Massachusetts state lawmakers seem more ready than ever to legalize sports betting. A conference committee of select lawmakers from both the Senate and House is working on a compromise bill this month, with only a handful of differences to iron out. One is whether wagering on college sports should be allowed under the law.
But reaching an agreement on college sports betting in Massachusetts is no easy task. It could be the biggest hurdle to reconciling a sports betting bill passed overwhelmingly by the Massachusetts House last July and amended by the Senate on April 28. The House last year included college sports betting in its bill. The Senate this year did not.
At least two members of the six-member committee trying to reach a compromise are at odds on the issue.
Industry supporters, however, are hanging tough. The American Gaming Association (AGA) – a top trade association for the US gaming industry – made a direct appeal for college sports betting legalization in a May 19 letter to Massachusetts state lawmakers.
“Legal sports betting enhances consumer protections and helps promote transparency and game integrity, while also supporting job growth and generating tax revenue,” wrote the AGA. “Prohibiting wagers on collegiate sports would … hinder the growth and development of a legal sports betting industry in Massachusetts.”
AGA Makes Case For Legal College Sports Betting
College sports account for almost 20 percent of legal sports betting in the US, the AGA said in its letter. Of $57.7 billion wagered in 2021, the AGA estimates $11.5 billion was bet on college sports. At least $3 billion was wagered on the NCAA March Madness men’s basketball tourney alone, according to the AGA.
Massachusetts hasn’t received a penny of that revenue.
Instead, Massachusetts sports bettors wager on the black market, or over state lines in legal states like New Hampshire, Rhode Island, and, most recently, Connecticut.

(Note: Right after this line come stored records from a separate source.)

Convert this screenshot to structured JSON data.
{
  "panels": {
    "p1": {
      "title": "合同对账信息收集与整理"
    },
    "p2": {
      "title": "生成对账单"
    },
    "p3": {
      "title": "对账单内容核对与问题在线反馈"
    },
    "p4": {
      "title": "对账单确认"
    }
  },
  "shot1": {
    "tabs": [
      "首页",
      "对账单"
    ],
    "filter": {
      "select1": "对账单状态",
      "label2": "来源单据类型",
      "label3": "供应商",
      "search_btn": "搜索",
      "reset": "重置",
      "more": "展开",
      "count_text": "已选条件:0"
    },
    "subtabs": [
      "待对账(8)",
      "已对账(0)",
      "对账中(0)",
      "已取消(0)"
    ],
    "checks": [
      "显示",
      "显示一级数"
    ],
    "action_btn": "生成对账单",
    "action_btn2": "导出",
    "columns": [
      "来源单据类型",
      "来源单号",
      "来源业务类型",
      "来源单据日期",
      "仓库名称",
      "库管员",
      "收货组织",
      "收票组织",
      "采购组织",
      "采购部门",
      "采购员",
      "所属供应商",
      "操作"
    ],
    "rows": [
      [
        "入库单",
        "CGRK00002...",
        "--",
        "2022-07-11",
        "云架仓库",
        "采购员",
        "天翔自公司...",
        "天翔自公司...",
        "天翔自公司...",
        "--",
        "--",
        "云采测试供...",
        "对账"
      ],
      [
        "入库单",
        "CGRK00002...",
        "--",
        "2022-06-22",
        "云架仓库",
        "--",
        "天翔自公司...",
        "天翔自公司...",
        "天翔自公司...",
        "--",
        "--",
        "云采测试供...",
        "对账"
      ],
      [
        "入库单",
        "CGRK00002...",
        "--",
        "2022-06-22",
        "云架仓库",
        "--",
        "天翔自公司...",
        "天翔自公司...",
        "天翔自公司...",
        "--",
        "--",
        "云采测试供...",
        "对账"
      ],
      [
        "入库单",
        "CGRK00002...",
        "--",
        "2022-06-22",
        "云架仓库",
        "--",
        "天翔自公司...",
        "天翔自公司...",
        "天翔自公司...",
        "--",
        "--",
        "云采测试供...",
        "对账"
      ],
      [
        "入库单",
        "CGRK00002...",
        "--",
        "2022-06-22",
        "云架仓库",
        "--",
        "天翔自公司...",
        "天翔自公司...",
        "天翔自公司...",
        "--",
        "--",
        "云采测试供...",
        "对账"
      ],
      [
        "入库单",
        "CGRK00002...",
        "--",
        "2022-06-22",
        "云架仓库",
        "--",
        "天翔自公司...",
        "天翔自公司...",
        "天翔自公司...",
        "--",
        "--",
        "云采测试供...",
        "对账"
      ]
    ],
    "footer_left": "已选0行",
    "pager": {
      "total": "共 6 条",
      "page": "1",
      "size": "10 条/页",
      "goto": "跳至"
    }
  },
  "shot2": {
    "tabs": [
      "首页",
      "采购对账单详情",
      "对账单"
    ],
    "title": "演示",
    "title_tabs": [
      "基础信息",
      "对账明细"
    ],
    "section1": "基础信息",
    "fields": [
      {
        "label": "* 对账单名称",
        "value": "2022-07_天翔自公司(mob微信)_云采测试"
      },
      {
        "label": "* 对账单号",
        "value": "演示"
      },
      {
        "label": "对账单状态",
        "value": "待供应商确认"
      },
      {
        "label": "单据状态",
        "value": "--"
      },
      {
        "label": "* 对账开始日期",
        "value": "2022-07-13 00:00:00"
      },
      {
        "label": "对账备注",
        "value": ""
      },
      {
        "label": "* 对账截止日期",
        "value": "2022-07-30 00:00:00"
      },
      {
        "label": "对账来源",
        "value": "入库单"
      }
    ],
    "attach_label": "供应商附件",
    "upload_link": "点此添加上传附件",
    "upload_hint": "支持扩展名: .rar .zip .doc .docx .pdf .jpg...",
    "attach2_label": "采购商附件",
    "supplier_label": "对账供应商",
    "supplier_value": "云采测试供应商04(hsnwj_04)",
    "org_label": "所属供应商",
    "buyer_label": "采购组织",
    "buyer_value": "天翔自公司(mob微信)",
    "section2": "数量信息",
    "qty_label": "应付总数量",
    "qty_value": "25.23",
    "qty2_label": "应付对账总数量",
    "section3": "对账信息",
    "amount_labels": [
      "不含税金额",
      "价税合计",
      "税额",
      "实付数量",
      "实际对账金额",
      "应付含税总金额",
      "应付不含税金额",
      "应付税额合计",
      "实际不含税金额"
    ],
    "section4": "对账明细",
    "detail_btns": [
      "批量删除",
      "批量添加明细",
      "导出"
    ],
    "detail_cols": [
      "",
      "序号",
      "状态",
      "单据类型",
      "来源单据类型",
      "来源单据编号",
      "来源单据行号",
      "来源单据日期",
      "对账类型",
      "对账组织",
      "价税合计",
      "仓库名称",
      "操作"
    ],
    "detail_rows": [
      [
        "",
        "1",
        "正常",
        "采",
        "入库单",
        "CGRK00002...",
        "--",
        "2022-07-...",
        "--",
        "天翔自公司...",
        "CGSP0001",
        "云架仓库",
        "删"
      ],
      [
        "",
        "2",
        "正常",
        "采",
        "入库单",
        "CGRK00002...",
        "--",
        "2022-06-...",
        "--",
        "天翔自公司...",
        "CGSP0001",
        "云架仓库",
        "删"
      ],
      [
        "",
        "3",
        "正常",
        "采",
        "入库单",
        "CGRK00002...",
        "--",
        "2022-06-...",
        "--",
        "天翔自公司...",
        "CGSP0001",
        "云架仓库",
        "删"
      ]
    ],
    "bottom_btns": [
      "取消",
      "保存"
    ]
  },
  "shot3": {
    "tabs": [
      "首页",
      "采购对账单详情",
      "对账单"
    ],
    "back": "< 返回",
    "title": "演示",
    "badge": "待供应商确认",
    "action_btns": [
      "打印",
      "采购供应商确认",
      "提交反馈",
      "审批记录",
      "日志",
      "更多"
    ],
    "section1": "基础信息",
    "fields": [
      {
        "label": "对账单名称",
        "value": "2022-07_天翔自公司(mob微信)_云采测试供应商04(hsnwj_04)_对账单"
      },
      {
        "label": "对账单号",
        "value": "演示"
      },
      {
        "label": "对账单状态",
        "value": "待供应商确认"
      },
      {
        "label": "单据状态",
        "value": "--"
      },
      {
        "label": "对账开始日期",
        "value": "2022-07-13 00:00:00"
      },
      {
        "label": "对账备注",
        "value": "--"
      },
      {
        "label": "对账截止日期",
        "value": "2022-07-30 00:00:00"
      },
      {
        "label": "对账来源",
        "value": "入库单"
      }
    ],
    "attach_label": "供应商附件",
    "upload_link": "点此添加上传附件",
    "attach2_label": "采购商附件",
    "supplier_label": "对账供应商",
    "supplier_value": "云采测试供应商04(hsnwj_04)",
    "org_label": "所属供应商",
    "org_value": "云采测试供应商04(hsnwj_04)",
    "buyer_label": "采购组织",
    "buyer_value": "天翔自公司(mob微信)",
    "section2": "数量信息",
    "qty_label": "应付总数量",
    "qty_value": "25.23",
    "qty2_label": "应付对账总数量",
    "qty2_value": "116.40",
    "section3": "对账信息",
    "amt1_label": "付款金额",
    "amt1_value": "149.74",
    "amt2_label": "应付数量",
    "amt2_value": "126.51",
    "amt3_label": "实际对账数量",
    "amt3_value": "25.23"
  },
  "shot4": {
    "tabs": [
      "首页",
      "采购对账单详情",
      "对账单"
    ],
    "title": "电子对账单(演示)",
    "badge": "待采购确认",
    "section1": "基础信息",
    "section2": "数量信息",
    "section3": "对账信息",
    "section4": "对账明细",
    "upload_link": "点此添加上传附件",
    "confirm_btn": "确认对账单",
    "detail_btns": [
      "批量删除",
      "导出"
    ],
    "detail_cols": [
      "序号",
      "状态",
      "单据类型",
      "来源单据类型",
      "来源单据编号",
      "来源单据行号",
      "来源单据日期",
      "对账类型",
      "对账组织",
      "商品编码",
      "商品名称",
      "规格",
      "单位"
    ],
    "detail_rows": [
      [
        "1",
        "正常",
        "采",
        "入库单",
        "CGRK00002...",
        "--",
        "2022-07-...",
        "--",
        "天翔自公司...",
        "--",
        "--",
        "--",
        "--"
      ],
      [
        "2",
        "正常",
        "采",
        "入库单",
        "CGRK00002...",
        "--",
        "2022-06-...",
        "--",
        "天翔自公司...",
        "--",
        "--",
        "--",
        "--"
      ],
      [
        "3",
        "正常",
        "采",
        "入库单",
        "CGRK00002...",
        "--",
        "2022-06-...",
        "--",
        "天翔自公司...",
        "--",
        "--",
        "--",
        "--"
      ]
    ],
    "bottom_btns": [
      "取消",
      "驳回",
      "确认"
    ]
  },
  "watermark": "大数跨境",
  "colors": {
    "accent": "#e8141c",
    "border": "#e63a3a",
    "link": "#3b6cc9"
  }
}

Should Massachusetts legalize sports betting the result could be hundreds of millions of dollars in recurring state revenue. An online sports betting tax rate of 15 percent (12.5 percent retail) proposed by the Massachusetts House last year could be quite lucrative for college-rich Massachusetts.
Double that rate to the 30 percent tax on online bets (25 percent retail) proposed by the Senate, and Massachusetts could be looking at a potential windfall.
Consumer Protections At Play?
Including college sports in the legal framework is a consumer protection issue too, the AGA said. The group also denies the notion that legal betting on college sports increases the risk of corruption.
“Prohibiting wagers on collegiate sports would not only hinder the growth and development of a legal sports betting industry in Massachusetts, it also puts consumers at risk by encouraging their continued reliance on the illegal market and fails to protect the integrity of games and wagers,” wrote the AGA.
That could strike a chord with Sen. Eric Lesser, a Longmeadow Democrat and outspoken opponent of college sports betting who sits on the six-member select committee now hashing out a final sports betting bill.
Lesser has said consumer protections and game integrity are “front and center” for him in any Massachusetts sports betting debate.
College Sports Betting Support on Beacon Hill
Rep. Jerry Parisella, D-Beverly, was a chief architect of the sports betting bill passed by the House in 2021, which would allow college sports betting in the commonwealth. He is also one of the six-member conference committee, working alongside Lesser.
Parisella made his position on college sports betting legislation clear in a State House News Service forum on the issue last October.
Massachusetts bettors “are going to just continue going to New Hampshire, continue going to Rhode Island, go to Connecticut or use the offshore books which allow (betting on college sports),” Parisella said at the forum. “We want to give them a product that’s legal, that’s regulated, that provides consumer choice.”
Where Does Massachusetts Go From Here?
Whatever Massachusetts state lawmakers decide this legislative session will become evident in the next month or so. Voting on most legislation is scheduled to end on July 31.
But in a year when states continue to claw their way back from economic downturns caused by COVID and supply shortages, the Bay State may find 2022 as good a time as ever to make sports betting legal.
The industry shows very little sign of slowing down overall.
Just this week, Barron’s reported that US revenue generated by sports betting data firm Sportradar grew 124 percent in its March quarter. The company – already a supplier of data for a number of professional sports in the US – is expected to enter college sports after the NCAA’s decision to allow schools and conferences to sign deals with data companies.
Sportradar CEO Carsten Koerl “told earnings call listeners (Wednesday morning) that Sportradar is negotiating with college sports conferences about data deals, with the blessing of the National Collegiate Athletic Association,” Barron’s reported this week.
Where there’s growth, there’s usually investment. And that is something Massachusetts may not want to turn down.